Our copy machine finally arrived, but it was not the warm welcome I had anticipated. First, the teachers all individually commented that the machine was old and ugly. Well, I told them, it is second-hand because the brand-new ones were 3 times as expensive and even the money to get this second-hand one was a stretch. And the copy machine definitely performs its intended purpose: it makes copies! They still shook their heads. Then I told them that they would still have to pay for copies (though the price would be half of the price in town). WHAT!? they shrieked, this is our copy machine! Well, I replied, after we use all the initial paper and toner that our grant funds purchased, how will we buy more? They all just sat there, and I read their minds: we will wait for the next white person to buy us more.
Oh right. Duh…

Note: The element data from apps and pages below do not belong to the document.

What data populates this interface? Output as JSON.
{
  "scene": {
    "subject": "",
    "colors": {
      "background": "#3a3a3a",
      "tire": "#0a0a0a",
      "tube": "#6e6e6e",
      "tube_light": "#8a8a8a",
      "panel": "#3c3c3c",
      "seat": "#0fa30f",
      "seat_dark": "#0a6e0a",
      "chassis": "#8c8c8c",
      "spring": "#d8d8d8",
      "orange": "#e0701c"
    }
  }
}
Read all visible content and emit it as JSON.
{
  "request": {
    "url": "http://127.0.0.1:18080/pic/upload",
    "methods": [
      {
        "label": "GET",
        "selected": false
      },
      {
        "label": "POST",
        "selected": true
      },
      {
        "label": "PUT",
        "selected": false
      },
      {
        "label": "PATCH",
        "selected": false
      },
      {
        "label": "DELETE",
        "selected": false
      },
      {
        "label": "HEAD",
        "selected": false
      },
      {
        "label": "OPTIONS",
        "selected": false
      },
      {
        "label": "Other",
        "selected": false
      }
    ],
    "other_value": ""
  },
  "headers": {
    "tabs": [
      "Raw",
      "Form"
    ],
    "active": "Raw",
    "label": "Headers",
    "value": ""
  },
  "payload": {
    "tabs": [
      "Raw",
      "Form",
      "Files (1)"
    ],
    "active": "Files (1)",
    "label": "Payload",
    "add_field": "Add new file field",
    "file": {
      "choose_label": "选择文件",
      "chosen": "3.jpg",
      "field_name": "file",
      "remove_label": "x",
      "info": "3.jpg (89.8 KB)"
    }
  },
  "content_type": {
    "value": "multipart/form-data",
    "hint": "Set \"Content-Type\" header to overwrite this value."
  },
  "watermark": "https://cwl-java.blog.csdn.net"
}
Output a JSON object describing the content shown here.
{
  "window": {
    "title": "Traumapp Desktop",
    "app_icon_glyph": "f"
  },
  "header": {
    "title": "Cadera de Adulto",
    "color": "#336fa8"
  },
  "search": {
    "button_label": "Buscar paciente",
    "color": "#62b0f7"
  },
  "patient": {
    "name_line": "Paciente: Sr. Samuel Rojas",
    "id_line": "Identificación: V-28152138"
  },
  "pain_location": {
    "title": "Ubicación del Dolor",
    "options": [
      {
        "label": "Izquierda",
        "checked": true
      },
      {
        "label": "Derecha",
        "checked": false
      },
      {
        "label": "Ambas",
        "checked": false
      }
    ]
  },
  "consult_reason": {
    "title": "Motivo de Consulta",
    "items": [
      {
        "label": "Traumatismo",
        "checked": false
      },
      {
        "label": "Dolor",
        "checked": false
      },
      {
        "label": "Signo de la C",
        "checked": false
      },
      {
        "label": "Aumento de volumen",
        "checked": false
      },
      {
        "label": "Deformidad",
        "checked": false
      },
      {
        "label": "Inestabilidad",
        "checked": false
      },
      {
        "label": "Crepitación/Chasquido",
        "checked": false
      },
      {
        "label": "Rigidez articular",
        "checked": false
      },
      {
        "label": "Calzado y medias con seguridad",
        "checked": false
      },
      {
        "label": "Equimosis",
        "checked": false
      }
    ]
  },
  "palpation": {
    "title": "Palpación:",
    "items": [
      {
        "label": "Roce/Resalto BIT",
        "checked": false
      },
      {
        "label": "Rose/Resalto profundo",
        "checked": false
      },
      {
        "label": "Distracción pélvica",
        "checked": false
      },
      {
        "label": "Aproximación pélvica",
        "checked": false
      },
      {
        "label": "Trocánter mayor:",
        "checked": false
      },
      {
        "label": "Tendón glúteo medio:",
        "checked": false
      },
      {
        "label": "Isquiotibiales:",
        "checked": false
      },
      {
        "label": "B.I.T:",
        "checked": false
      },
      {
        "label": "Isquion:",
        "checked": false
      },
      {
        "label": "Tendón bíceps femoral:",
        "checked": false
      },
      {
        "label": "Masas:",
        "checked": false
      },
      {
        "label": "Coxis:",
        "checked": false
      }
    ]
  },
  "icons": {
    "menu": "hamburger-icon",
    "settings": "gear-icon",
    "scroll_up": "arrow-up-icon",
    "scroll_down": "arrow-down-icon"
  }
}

But still, I think they will warm up to the copy machine once they start to see the benefits and I therefore thank everyone who contributed to this project. It will tremendously help my school for years to come as they get the copy-business underway and can use the profits to fund projects that directly profit the school and the students. Obrigada!